**Directions:**
Work through the data below and copy out every line where "JSON" is found.

Data extracted from a collection
• • • • •

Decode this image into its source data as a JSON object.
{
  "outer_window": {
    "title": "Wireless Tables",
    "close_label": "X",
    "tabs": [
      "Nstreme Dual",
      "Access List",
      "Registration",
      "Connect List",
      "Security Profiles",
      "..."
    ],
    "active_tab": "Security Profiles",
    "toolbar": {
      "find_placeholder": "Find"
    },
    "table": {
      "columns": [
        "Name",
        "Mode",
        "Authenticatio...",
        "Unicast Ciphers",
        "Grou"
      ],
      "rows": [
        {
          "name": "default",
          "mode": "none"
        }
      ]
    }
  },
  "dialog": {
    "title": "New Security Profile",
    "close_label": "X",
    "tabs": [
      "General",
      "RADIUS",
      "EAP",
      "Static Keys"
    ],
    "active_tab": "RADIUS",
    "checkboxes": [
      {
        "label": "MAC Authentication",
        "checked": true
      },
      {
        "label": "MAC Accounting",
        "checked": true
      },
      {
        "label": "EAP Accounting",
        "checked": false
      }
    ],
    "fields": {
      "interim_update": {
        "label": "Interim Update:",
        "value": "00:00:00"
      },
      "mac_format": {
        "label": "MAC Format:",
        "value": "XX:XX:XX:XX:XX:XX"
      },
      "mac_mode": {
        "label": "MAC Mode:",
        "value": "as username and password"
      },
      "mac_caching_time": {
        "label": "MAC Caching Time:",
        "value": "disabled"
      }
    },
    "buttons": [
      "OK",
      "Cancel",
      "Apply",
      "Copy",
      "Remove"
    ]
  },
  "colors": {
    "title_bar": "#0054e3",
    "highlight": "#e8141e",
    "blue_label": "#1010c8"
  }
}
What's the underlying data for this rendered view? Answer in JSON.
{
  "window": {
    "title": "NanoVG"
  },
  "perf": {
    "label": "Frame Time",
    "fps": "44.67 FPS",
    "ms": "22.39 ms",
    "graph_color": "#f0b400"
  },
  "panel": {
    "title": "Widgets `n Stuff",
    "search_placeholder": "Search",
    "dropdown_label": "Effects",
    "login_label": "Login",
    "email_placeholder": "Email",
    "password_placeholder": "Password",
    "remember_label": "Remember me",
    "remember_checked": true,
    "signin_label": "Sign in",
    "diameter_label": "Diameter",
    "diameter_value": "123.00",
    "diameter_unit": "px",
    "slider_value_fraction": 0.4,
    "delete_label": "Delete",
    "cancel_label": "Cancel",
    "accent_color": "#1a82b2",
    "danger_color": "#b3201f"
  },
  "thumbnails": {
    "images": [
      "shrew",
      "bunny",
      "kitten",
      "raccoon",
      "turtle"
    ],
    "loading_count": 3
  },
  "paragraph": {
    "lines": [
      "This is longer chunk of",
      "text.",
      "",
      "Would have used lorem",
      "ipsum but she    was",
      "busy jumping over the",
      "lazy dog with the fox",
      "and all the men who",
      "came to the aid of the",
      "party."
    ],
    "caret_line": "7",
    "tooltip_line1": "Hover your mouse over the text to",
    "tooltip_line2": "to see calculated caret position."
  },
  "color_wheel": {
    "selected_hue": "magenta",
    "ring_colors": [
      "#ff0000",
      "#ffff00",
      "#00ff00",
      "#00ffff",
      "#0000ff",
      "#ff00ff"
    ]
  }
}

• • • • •

**Task output:**
Decode this image into its source data as a JSON object.
What's the underlying data for this rendered view? Answer in JSON.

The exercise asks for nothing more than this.